All that is not to mention the fact that I’ll be separated from my kids for ten days at a time (something I NEVER would have considered, even two years ago), for at least ten of the days I’ll be hiking 2-3 miles a day at 8000 feet elevation (I? Hike? Absurd!)…and then there’s the fact that Miss Spoiled-and-Finicky here will be entirely removed from any and all comfort foods and will be relying on the camp food provided by our director to fill me up. Prior to this, the idea of having to eat to live, rather than live to eat, would’ve been abhorrent. Now, I don’t care. Don’t like the food? Good, that means I won’t be tempted to overindulge. Between that and the hiking, maybe it’ll turn out to be a good diet plan. No soda? Great. Excellent time to detox from the stuff.

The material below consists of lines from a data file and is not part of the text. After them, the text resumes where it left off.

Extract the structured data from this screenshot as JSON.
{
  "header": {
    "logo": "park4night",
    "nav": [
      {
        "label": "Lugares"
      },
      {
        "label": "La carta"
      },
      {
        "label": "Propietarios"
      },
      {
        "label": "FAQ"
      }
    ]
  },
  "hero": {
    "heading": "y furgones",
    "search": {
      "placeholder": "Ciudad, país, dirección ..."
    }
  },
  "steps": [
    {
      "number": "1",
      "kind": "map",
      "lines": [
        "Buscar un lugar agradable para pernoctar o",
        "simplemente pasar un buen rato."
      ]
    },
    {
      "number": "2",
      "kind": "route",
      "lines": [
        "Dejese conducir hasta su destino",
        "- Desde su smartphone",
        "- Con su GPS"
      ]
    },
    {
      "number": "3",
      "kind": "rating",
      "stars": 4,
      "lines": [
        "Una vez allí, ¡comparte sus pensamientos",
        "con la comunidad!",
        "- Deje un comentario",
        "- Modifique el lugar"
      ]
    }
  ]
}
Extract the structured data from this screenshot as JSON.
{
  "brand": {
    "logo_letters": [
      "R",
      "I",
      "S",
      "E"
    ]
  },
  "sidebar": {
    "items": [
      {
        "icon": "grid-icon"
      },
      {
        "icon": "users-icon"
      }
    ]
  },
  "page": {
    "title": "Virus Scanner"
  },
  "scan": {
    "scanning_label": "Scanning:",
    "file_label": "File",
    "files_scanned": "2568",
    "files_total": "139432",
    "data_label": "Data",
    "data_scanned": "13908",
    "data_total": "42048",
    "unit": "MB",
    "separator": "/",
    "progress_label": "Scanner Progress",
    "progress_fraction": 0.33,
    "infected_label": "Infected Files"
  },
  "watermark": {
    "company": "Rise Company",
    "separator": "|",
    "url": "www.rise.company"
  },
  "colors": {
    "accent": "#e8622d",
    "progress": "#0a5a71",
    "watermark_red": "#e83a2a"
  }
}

I keep thinking that, surely, I am in denial and am just convincing myself I am looking forward to this. Or maybe it still seems so far away as to give it an air of unreality – something I’m talking about but won’t actually end up doing. The thing is…I don’t feel like it’s either of those. I do a lot of self-reflection and self-examination, and I honestly feel that I am sincerely thrilled, to my very core, at the prospect of this field school. In fact, there are some days I wish I could speed up time and have it arrive sooner. I don’t normally have that feeling with things I’m dreading. It just amazes me that there is anything that could cause such a 180-degree turnaround in my attitude. What it all boils down to is, this is my future career. It’s the only (academic) thing I’ve felt passionate about, ever. Archaeology is what has the power to make me step completely outside my comfort zone and be happy about it. I never thought I could be someone who could “rough it” for a week, let alone a month. Heck, it’s already making me do things I didn’t think I could do, like the Couch-t0-5k program. I’m running, for crying out loud. I, the person who always swore I’d rather become the 500-lb.-lady than ever take up running. The person who has never kept up an exercise regimen (when doing it on her own) for more than a week or two is now on week four of a program and has no real temptation to quit. Why? Because it’s for field school that I’m doing it. Archaeology is literally the only thing on Earth that has gotten me moving at a pace faster than a brisk walk. And you know all that stuff I said about tent camping? Yeah, I still feel the same way about it as a recreational pastime. You couldn’t pay me enough to take my family out and bugger aimlessly around the woods for days. I have no interest in it. But when you dangle the prospect of a dig over my head, suddenly it’s no big deal. Par for the course. I want to dig and find artifacts and learn to survey, and if it takes me sleeping in a tent and having no Internet access for a month, then that’s just what I’ll do, and I’ll be glad to do it.